Tuesday, August 20, 2013
A Little Hic, Haec, Hoc
They were now to go to Oxford, and astonish the natives there, by showing that a little hic, haec, hoc, may come even out of Galilee; that a youth never drawn through the wire-gauge of Eton, Harrow, or Rugby, may carry still the electric spark, and be taper and well-rounded. Half their learning accrued sub dio, in the manner of the ancients. Uncle John would lead them between the trees and down to some forest dingle, the boy on his right hand construing aloud or parsing very slowly, the little spark at his left all glowing to explode at the first mistake. Δεξιόσειρος made the running, until he tripped and fell mentally, and even then he was set on his legs, unless the other was down upon him; but in the latter case the yoke-mate leaped into the harness. The stroke-oar on the river that evening was awarded to the one who paced the greatest number of stades in the active voice of expounding. The accuracy, the caution, born of this warm rivalry, became at last so vigilant, that the boy who won the toss for the right-hand place at starting, was almost sure of the stroke-oar.out of Galilee: "out of Galilee ariseth no prophet" (John 7:52).
So they passed the matriculation test with consummate ease, and delighted the college tutor by their clear bold writing. They had not read so much as some men have before entering the University, but all their knowledge was close and firm, and staunch enough for a spring-board.
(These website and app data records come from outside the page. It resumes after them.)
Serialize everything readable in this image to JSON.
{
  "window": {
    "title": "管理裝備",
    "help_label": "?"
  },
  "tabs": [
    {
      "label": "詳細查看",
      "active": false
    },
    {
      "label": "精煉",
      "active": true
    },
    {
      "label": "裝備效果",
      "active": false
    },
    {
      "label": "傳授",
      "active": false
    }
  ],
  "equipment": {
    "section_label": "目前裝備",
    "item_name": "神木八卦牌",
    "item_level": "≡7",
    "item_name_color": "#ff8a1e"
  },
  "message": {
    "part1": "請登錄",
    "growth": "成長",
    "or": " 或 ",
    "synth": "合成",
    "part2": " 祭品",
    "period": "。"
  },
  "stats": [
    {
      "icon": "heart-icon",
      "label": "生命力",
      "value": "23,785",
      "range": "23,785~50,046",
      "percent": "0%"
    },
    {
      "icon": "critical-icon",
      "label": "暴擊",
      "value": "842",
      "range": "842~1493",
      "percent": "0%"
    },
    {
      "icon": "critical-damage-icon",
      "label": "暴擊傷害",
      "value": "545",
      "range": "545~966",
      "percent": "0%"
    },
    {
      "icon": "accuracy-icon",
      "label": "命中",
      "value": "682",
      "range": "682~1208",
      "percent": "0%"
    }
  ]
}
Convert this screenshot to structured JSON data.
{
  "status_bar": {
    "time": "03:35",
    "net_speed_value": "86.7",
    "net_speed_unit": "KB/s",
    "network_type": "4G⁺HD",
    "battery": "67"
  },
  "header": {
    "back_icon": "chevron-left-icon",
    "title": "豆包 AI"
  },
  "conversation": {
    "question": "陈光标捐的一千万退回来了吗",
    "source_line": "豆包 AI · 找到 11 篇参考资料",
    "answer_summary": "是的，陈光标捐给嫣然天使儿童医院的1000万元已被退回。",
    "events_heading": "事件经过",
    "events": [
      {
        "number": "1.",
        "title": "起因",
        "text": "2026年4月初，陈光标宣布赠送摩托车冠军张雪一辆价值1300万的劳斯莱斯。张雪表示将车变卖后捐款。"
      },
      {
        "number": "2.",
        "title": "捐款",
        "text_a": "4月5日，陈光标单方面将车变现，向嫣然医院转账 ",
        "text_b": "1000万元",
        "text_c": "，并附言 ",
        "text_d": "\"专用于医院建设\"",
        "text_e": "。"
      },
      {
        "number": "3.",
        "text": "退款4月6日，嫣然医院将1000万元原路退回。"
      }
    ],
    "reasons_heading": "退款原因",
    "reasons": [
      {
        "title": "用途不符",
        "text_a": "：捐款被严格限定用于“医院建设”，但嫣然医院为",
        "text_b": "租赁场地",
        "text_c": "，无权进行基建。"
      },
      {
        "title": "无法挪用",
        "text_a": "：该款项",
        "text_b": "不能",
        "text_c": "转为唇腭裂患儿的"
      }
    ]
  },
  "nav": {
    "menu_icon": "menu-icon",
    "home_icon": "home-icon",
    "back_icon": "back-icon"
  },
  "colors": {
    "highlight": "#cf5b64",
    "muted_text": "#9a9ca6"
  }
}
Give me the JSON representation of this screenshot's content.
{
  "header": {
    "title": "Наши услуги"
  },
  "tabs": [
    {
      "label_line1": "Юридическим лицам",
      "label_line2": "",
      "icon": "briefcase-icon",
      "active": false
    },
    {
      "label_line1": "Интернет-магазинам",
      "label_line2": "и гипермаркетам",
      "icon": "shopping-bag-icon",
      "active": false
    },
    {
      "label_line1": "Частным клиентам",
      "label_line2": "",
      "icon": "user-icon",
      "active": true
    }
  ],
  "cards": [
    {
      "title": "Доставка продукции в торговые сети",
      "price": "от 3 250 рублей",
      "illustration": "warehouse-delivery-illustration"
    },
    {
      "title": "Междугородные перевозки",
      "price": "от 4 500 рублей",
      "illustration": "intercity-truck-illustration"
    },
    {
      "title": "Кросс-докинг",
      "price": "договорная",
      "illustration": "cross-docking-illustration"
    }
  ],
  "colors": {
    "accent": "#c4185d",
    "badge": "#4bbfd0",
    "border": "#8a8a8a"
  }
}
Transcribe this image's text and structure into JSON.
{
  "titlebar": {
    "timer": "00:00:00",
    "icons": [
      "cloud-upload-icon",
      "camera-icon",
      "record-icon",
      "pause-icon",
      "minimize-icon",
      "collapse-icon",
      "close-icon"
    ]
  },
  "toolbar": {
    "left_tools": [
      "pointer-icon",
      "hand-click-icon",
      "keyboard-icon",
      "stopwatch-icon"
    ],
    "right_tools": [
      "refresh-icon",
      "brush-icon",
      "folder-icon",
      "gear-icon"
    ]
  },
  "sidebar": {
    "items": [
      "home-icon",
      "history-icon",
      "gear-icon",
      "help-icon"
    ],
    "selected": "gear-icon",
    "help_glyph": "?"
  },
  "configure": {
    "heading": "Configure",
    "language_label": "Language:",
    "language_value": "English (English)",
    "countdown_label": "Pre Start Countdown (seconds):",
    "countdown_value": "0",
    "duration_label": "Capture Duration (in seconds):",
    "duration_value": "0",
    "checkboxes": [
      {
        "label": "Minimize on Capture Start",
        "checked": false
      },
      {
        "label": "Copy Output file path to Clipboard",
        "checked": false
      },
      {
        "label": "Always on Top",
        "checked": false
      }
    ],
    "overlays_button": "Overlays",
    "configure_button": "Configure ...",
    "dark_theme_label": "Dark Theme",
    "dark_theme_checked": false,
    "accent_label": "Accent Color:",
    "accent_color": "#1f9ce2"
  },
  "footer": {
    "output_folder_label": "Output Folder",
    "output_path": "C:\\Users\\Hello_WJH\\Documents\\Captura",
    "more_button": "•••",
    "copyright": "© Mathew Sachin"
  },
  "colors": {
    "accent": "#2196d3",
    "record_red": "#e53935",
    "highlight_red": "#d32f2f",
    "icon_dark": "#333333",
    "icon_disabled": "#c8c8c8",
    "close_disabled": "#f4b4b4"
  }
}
And they wrote most excellent Latin prose, and Greek verse easily flowing.
sub dio: "under the open sky, in the open air" (Lewis & Short, s.v. divus II.B)
Δεξιόσειρος, sc. ἵππος: "right-hand trace-horse in team of four, which did the hardest work: hence, generally, vigorous, impetuous" (Liddell-Scott-Jones).